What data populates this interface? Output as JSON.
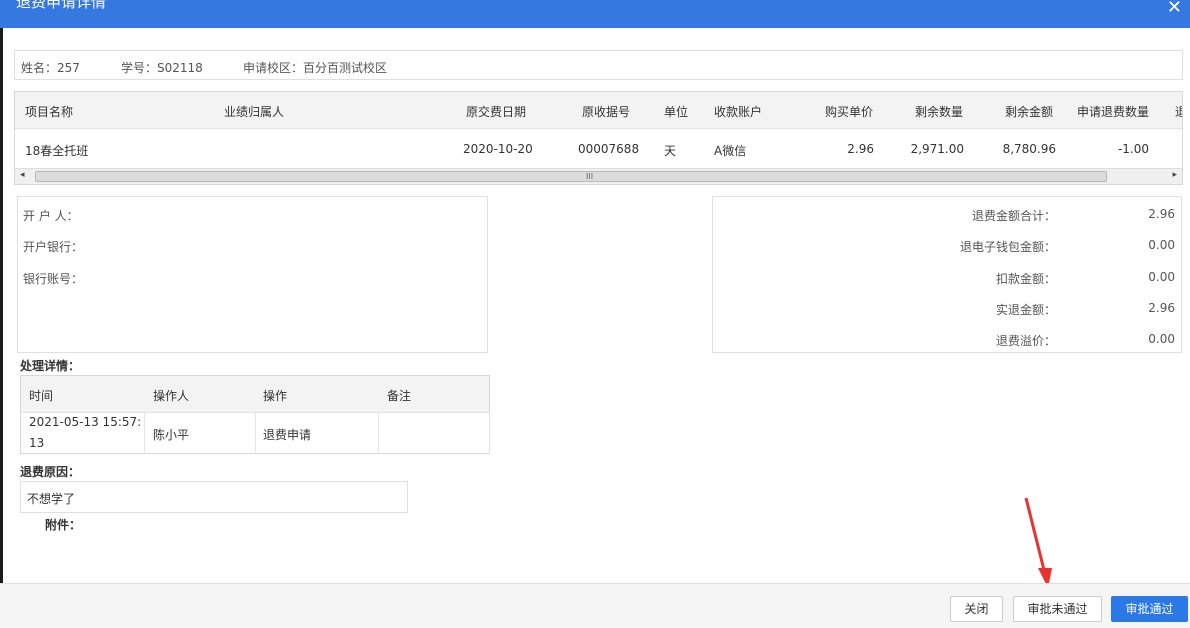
{
  "dialog": {
    "title": "退费申请详情",
    "close_glyph": "✕"
  },
  "student": {
    "name": "姓名：257",
    "id": "学号：S02118",
    "campus": "申请校区：百分百测试校区"
  },
  "table": {
    "headers": [
      "项目名称",
      "业绩归属人",
      "原交费日期",
      "原收据号",
      "单位",
      "收款账户",
      "购买单价",
      "剩余数量",
      "剩余金额",
      "申请退费数量",
      "退"
    ],
    "rows": [
      [
        "18春全托班",
        "",
        "2020-10-20",
        "00007688",
        "天",
        "A微信",
        "2.96",
        "2,971.00",
        "8,780.96",
        "-1.00",
        ""
      ]
    ],
    "scroll_left": "◂",
    "scroll_right": "▸",
    "scroll_grip": "III"
  },
  "bank": {
    "holder": "开 户 人：",
    "bank": "开户银行：",
    "account": "银行账号："
  },
  "summary": {
    "items": [
      {
        "label": "退费金额合计：",
        "value": "2.96"
      },
      {
        "label": "退电子钱包金额：",
        "value": "0.00"
      },
      {
        "label": "扣款金额：",
        "value": "0.00"
      },
      {
        "label": "实退金额：",
        "value": "2.96"
      },
      {
        "label": "退费溢价：",
        "value": "0.00"
      }
    ]
  },
  "processing": {
    "title": "处理详情：",
    "headers": [
      "时间",
      "操作人",
      "操作",
      "备注"
    ],
    "rows": [
      {
        "time_line1": "2021-05-13 15:57:",
        "time_line2": "13",
        "operator": "陈小平",
        "action": "退费申请",
        "note": ""
      }
    ]
  },
  "refund_reason": {
    "title": "退费原因：",
    "value": "不想学了"
  },
  "attachment": {
    "title": "附件："
  },
  "footer": {
    "close": "关闭",
    "reject": "审批未通过",
    "approve": "审批通过"
  },
  "colors": {
    "accent": "#2a79e6",
    "title_bar": "#3478e0",
    "annotation": "#e8322d"
  }
}
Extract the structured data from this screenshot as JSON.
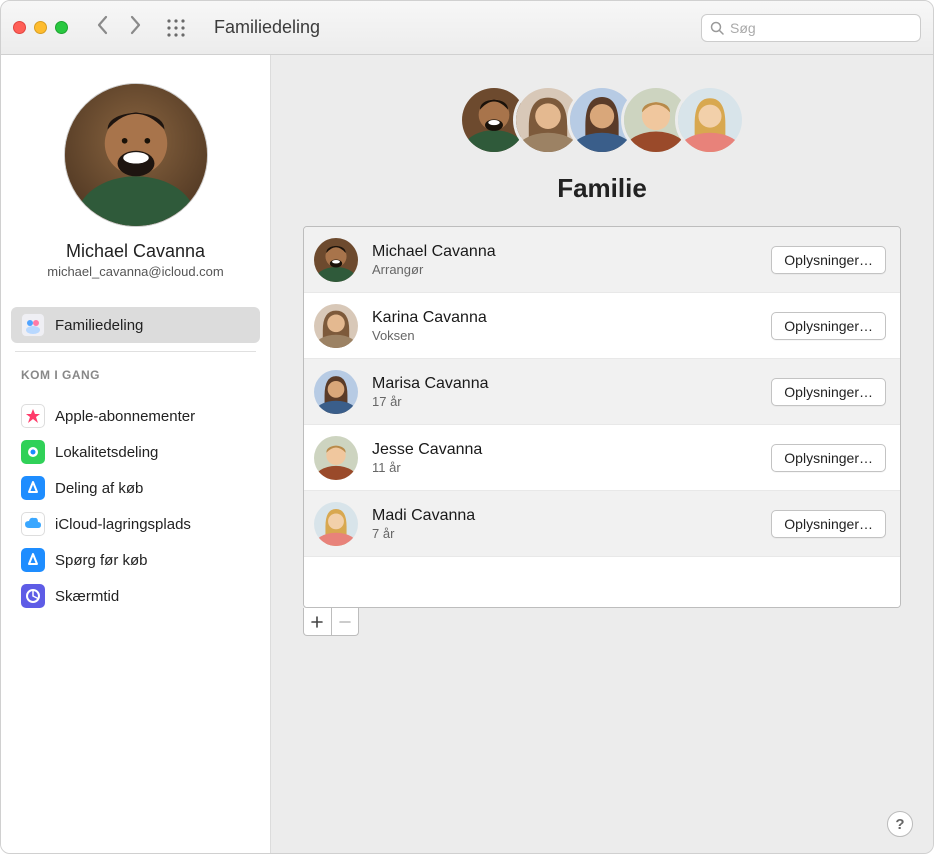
{
  "window": {
    "title": "Familiedeling",
    "search_placeholder": "Søg"
  },
  "profile": {
    "name": "Michael Cavanna",
    "email": "michael_cavanna@icloud.com"
  },
  "sidebar": {
    "items": [
      {
        "label": "Familiedeling",
        "selected": true,
        "icon": "family-icon",
        "color": "#efeff4"
      }
    ],
    "section_label": "KOM I GANG",
    "kom_items": [
      {
        "label": "Apple-abonnementer",
        "icon": "subscriptions-icon",
        "color": "#ffffff"
      },
      {
        "label": "Lokalitetsdeling",
        "icon": "findmy-icon",
        "color": "#30d158"
      },
      {
        "label": "Deling af køb",
        "icon": "appstore-icon",
        "color": "#1e8dff"
      },
      {
        "label": "iCloud-lagringsplads",
        "icon": "icloud-icon",
        "color": "#ffffff"
      },
      {
        "label": "Spørg før køb",
        "icon": "ask-icon",
        "color": "#1e8dff"
      },
      {
        "label": "Skærmtid",
        "icon": "screentime-icon",
        "color": "#5e5ce6"
      }
    ]
  },
  "main": {
    "heading": "Familie",
    "details_button": "Oplysninger…",
    "members": [
      {
        "name": "Michael Cavanna",
        "subtitle": "Arrangør"
      },
      {
        "name": "Karina Cavanna",
        "subtitle": "Voksen"
      },
      {
        "name": "Marisa Cavanna",
        "subtitle": "17 år"
      },
      {
        "name": "Jesse Cavanna",
        "subtitle": "11 år"
      },
      {
        "name": "Madi Cavanna",
        "subtitle": "7 år"
      }
    ]
  },
  "avatar_colors": {
    "michael": {
      "bg": "#6d4a2e",
      "shirt": "#2f5a3a",
      "skin": "#a8744b"
    },
    "karina": {
      "bg": "#d8c8b8",
      "shirt": "#9c8264",
      "skin": "#e4b990",
      "hair": "#7d5a3b"
    },
    "marisa": {
      "bg": "#b7cbe4",
      "shirt": "#3a5e8a",
      "skin": "#d9a77a",
      "hair": "#5a3b28"
    },
    "jesse": {
      "bg": "#cdd4c0",
      "shirt": "#9a4a2a",
      "skin": "#f0c79e",
      "hair": "#b88a4a"
    },
    "madi": {
      "bg": "#d8e4ea",
      "shirt": "#e8827a",
      "skin": "#f2d0aa",
      "hair": "#d8a850"
    }
  }
}
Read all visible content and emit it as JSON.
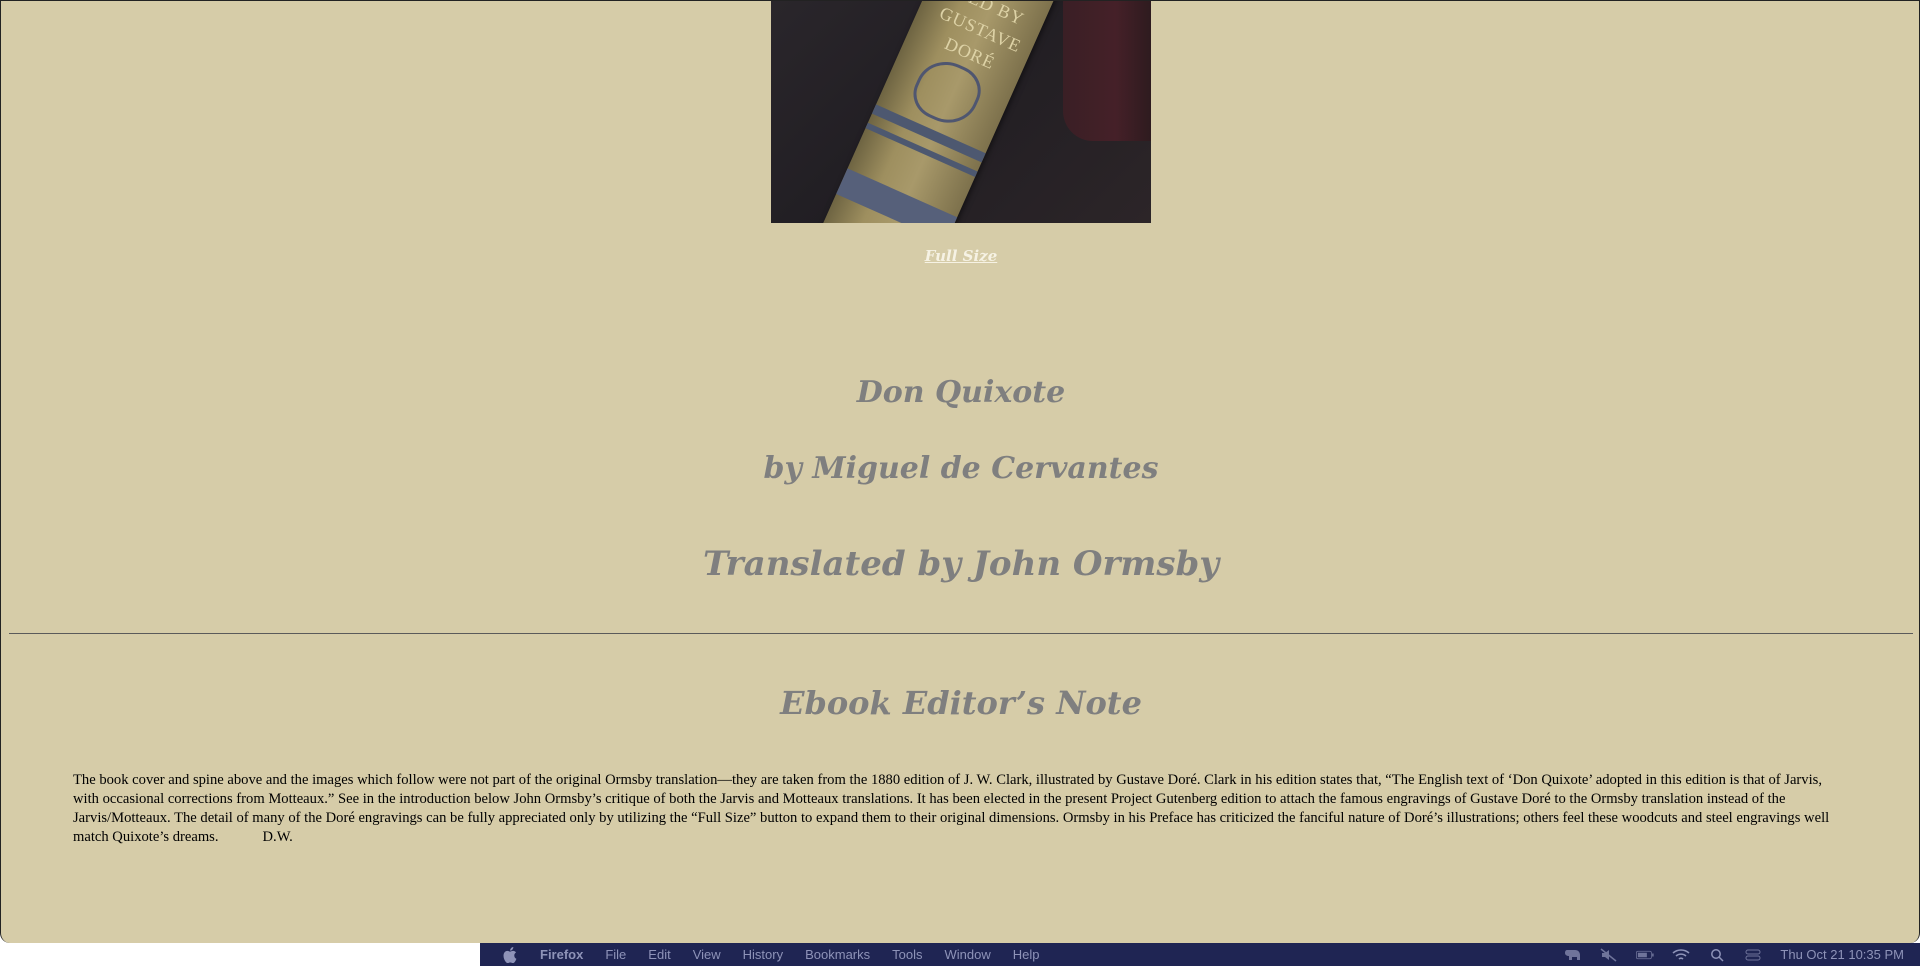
{
  "page": {
    "full_size_link": "Full Size",
    "title": "Don Quixote",
    "author": "by Miguel de Cervantes",
    "translator": "Translated by John Ormsby",
    "section_heading": "Ebook Editor’s Note",
    "note_text": "The book cover and spine above and the images which follow were not part of the original Ormsby translation—they are taken from the 1880 edition of J. W. Clark, illustrated by Gustave Doré. Clark in his edition states that, “The English text of ‘Don Quixote’ adopted in this edition is that of Jarvis, with occasional corrections from Motteaux.” See in the introduction below John Ormsby’s critique of both the Jarvis and Motteaux translations. It has been elected in the present Project Gutenberg edition to attach the famous engravings of Gustave Doré to the Ormsby translation instead of the Jarvis/Motteaux. The detail of many of the Doré engravings can be fully appreciated only by utilizing the “Full Size” button to expand them to their original dimensions. Ormsby in his Preface has criticized the fanciful nature of Doré’s illustrations; others feel these woodcuts and steel engravings well match Quixote’s dreams.",
    "note_signature": "D.W.",
    "cover_spine_text": "TED BY GUSTAVE DORÉ"
  },
  "menubar": {
    "app_name": "Firefox",
    "items": [
      "File",
      "Edit",
      "View",
      "History",
      "Bookmarks",
      "Tools",
      "Window",
      "Help"
    ],
    "clock": "Thu Oct 21  10:35 PM",
    "status_icons": [
      "evernote-elephant-icon",
      "muted-speaker-icon",
      "battery-icon",
      "wifi-icon",
      "spotlight-search-icon",
      "control-center-icon"
    ]
  },
  "colors": {
    "page_background": "#d6cca8",
    "heading_gray": "#7f7f7f",
    "menubar_bg": "#1f2553"
  }
}
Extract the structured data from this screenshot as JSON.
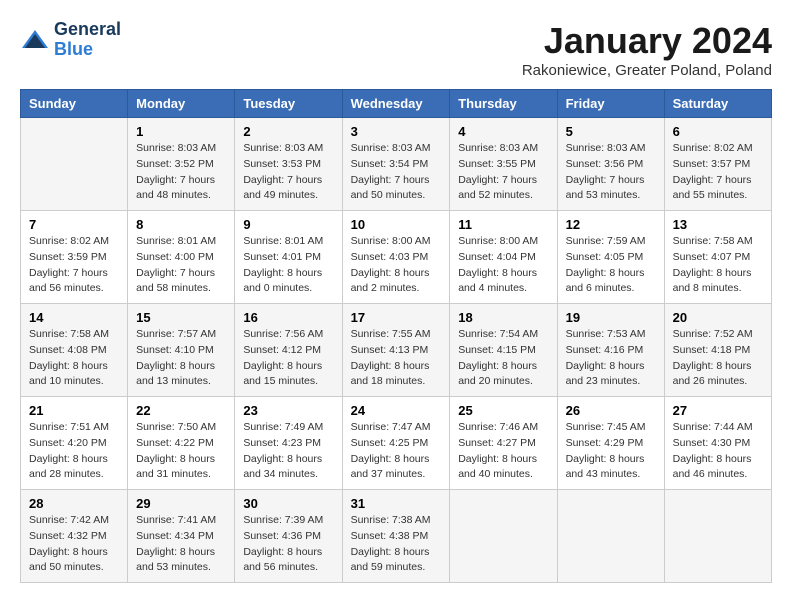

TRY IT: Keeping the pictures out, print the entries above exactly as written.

WRITTEN ANSWER:
What data populates this interface? Output as JSON.
{
  "dialog": {
    "title": "退费申请详情",
    "close_glyph": "✕"
  },
  "student": {
    "name": "姓名：257",
    "id": "学号：S02118",
    "campus": "申请校区：百分百测试校区"
  },
  "table": {
    "headers": [
      "项目名称",
      "业绩归属人",
      "原交费日期",
      "原收据号",
      "单位",
      "收款账户",
      "购买单价",
      "剩余数量",
      "剩余金额",
      "申请退费数量",
      "退"
    ],
    "rows": [
      [
        "18春全托班",
        "",
        "2020-10-20",
        "00007688",
        "天",
        "A微信",
        "2.96",
        "2,971.00",
        "8,780.96",
        "-1.00",
        ""
      ]
    ],
    "scroll_left": "◂",
    "scroll_right": "▸",
    "scroll_grip": "III"
  },
  "bank": {
    "holder": "开 户 人：",
    "bank": "开户银行：",
    "account": "银行账号："
  },
  "summary": {
    "items": [
      {
        "label": "退费金额合计：",
        "value": "2.96"
      },
      {
        "label": "退电子钱包金额：",
        "value": "0.00"
      },
      {
        "label": "扣款金额：",
        "value": "0.00"
      },
      {
        "label": "实退金额：",
        "value": "2.96"
      },
      {
        "label": "退费溢价：",
        "value": "0.00"
      }
    ]
  },
  "processing": {
    "title": "处理详情：",
    "headers": [
      "时间",
      "操作人",
      "操作",
      "备注"
    ],
    "rows": [
      {
        "time_line1": "2021-05-13 15:57:",
        "time_line2": "13",
        "operator": "陈小平",
        "action": "退费申请",
        "note": ""
      }
    ]
  },
  "refund_reason": {
    "title": "退费原因：",
    "value": "不想学了"
  },
  "attachment": {
    "title": "附件："
  },
  "footer": {
    "close": "关闭",
    "reject": "审批未通过",
    "approve": "审批通过"
  },
  "colors": {
    "accent": "#2a79e6",
    "title_bar": "#3478e0",
    "annotation": "#e8322d"
  }
}
Extract the structured data from this screenshot as JSON.
{
  "window": {
    "title": "Familiedeling",
    "search_placeholder": "Søg"
  },
  "profile": {
    "name": "Michael Cavanna",
    "email": "michael_cavanna@icloud.com"
  },
  "sidebar": {
    "items": [
      {
        "label": "Familiedeling",
        "selected": true,
        "icon": "family-icon",
        "color": "#efeff4"
      }
    ],
    "section_label": "KOM I GANG",
    "kom_items": [
      {
        "label": "Apple-abonnementer",
        "icon": "subscriptions-icon",
        "color": "#ffffff"
      },
      {
        "label": "Lokalitetsdeling",
        "icon": "findmy-icon",
        "color": "#30d158"
      },
      {
        "label": "Deling af køb",
        "icon": "appstore-icon",
        "color": "#1e8dff"
      },
      {
        "label": "iCloud-lagringsplads",
        "icon": "icloud-icon",
        "color": "#ffffff"
      },
      {
        "label": "Spørg før køb",
        "icon": "ask-icon",
        "color": "#1e8dff"
      },
      {
        "label": "Skærmtid",
        "icon": "screentime-icon",
        "color": "#5e5ce6"
      }
    ]
  },
  "main": {
    "heading": "Familie",
    "details_button": "Oplysninger…",
    "members": [
      {
        "name": "Michael Cavanna",
        "subtitle": "Arrangør"
      },
      {
        "name": "Karina Cavanna",
        "subtitle": "Voksen"
      },
      {
        "name": "Marisa Cavanna",
        "subtitle": "17 år"
      },
      {
        "name": "Jesse Cavanna",
        "subtitle": "11 år"
      },
      {
        "name": "Madi Cavanna",
        "subtitle": "7 år"
      }
    ]
  },
  "avatar_colors": {
    "michael": {
      "bg": "#6d4a2e",
      "shirt": "#2f5a3a",
      "skin": "#a8744b"
    },
    "karina": {
      "bg": "#d8c8b8",
      "shirt": "#9c8264",
      "skin": "#e4b990",
      "hair": "#7d5a3b"
    },
    "marisa": {
      "bg": "#b7cbe4",
      "shirt": "#3a5e8a",
      "skin": "#d9a77a",
      "hair": "#5a3b28"
    },
    "jesse": {
      "bg": "#cdd4c0",
      "shirt": "#9a4a2a",
      "skin": "#f0c79e",
      "hair": "#b88a4a"
    },
    "madi": {
      "bg": "#d8e4ea",
      "shirt": "#e8827a",
      "skin": "#f2d0aa",
      "hair": "#d8a850"
    }
  }
}
Read all visible content and emit it as JSON.
{
  "page": {
    "full_size_link": "Full Size",
    "title": "Don Quixote",
    "author": "by Miguel de Cervantes",
    "translator": "Translated by John Ormsby",
    "section_heading": "Ebook Editor’s Note",
    "note_text": "The book cover and spine above and the images which follow were not part of the original Ormsby translation—they are taken from the 1880 edition of J. W. Clark, illustrated by Gustave Doré. Clark in his edition states that, “The English text of ‘Don Quixote’ adopted in this edition is that of Jarvis, with occasional corrections from Motteaux.” See in the introduction below John Ormsby’s critique of both the Jarvis and Motteaux translations. It has been elected in the present Project Gutenberg edition to attach the famous engravings of Gustave Doré to the Ormsby translation instead of the Jarvis/Motteaux. The detail of many of the Doré engravings can be fully appreciated only by utilizing the “Full Size” button to expand them to their original dimensions. Ormsby in his Preface has criticized the fanciful nature of Doré’s illustrations; others feel these woodcuts and steel engravings well match Quixote’s dreams.",
    "note_signature": "D.W.",
    "cover_spine_text": "TED BY GUSTAVE DORÉ"
  },
  "menubar": {
    "app_name": "Firefox",
    "items": [
      "File",
      "Edit",
      "View",
      "History",
      "Bookmarks",
      "Tools",
      "Window",
      "Help"
    ],
    "clock": "Thu Oct 21  10:35 PM",
    "status_icons": [
      "evernote-elephant-icon",
      "muted-speaker-icon",
      "battery-icon",
      "wifi-icon",
      "spotlight-search-icon",
      "control-center-icon"
    ]
  },
  "colors": {
    "page_background": "#d6cca8",
    "heading_gray": "#7f7f7f",
    "menubar_bg": "#1f2553"
  }
}
Extract the structured data from this screenshot as JSON.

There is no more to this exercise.